Published by Bookouture on July 24, 2018

Pages: 325

Genres: mystery, thriller

Rating: 3 stars

Recommend to fans of: crime thrillers set in the U.K., the balance between police work and family life

Read with: a roast chicken and potato dinner~ appropriately matches the homey feel of the characters’ personal lives

 

Synopsis: 

What if you made one mistake and it came back to kill you? 

Detective Zac Boateng’s old friend, Troy McEwen, is found dead in his home. The official verdict is suicide. But Boateng believes it was murder. And he thinks he might be next on the killer’s list.

If Troy didn’t take his own life, then who did? As he investigates, Boateng discovers a link to an incident from decades earlier. Mistakes were made that day. Lives were lost and secrets kept. Until now…

As more people who were there on that fateful day are found dead, Boateng knows that the killer is closing in on him…

Review: 

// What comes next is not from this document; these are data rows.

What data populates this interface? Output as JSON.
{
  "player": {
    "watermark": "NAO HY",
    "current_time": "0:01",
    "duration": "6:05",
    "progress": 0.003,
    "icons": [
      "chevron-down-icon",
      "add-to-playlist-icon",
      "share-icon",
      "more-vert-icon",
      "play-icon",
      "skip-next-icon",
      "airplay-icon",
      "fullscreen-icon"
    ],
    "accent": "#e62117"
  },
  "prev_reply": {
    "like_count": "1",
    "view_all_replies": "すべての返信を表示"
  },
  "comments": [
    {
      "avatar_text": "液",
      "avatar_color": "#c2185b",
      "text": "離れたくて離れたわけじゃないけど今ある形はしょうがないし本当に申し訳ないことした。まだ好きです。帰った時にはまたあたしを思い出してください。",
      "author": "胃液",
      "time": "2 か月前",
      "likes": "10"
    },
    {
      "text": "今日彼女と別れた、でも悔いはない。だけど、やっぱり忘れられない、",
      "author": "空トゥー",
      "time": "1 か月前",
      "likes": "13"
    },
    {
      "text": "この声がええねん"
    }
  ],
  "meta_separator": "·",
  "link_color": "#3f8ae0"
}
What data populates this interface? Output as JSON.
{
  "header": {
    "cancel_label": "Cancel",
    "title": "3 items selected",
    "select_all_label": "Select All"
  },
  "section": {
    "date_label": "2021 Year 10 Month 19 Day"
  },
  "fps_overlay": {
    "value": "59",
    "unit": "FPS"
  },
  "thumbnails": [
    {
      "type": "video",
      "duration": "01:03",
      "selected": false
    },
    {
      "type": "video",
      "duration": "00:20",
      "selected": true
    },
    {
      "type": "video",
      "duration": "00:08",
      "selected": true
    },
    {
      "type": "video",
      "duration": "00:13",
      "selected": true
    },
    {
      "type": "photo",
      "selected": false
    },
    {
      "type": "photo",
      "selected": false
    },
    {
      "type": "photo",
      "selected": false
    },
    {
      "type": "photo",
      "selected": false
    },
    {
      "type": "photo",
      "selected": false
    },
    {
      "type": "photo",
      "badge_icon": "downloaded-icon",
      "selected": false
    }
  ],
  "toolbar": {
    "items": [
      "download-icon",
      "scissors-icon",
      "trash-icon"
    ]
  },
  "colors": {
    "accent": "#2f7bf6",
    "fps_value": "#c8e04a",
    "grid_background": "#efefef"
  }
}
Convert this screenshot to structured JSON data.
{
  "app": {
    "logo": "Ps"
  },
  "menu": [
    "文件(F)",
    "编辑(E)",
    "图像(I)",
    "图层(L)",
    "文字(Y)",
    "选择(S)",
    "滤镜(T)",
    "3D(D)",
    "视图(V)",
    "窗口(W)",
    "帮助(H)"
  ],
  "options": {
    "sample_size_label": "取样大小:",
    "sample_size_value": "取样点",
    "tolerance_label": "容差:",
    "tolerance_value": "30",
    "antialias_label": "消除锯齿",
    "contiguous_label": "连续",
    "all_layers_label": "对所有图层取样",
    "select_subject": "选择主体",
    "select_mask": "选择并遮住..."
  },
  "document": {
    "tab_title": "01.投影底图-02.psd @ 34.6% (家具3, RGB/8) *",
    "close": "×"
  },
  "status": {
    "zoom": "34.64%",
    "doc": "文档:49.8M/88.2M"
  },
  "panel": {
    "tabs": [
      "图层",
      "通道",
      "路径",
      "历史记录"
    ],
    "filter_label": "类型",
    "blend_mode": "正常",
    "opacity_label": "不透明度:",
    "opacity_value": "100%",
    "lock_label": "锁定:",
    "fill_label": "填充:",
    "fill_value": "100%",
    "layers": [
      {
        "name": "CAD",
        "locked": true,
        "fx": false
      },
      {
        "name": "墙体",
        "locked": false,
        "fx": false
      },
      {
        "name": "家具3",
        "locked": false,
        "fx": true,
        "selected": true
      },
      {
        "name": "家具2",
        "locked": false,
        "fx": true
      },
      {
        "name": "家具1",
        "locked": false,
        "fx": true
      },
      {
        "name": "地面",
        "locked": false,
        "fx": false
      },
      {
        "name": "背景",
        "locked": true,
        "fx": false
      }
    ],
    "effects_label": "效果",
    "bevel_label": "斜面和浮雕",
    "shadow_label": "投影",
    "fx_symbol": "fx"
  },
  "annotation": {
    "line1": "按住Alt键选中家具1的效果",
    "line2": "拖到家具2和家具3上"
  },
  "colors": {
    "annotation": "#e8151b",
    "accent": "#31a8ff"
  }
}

Thank you to NetGalley, the author and publisher for a copy of the book. As always, an honest review.

Overall I enjoyed Last Witness, but it didn’t wow me. The premise is cliche, but it works. Supposed suicides that only a few people think might actually be murders. As I have found, cliches are cliches for a reason. Because they work. And it does work in this book. The story holds up and generally held my interest throughout. However it took me awhile to be completely pulled into the story. For it to really find it’s footing. I think this might be since the story bounced around a lot at the beginning.

When the book found it’s footing halfway through, I just kept reading to find out who was the killer. I appreciated that both male and female police are represented well. Also, the characters’ family lives are well established and create believable characters. The story still focuses mostly on the mystery, but it’s evident that there’s an entire backstory for all the characters. The author gives them a depth and realness that rounds out the story.

In general, the book has a bit of an unsure start, but comes together to intrigue the reader.

 

What’s the most important aspect of a book for you?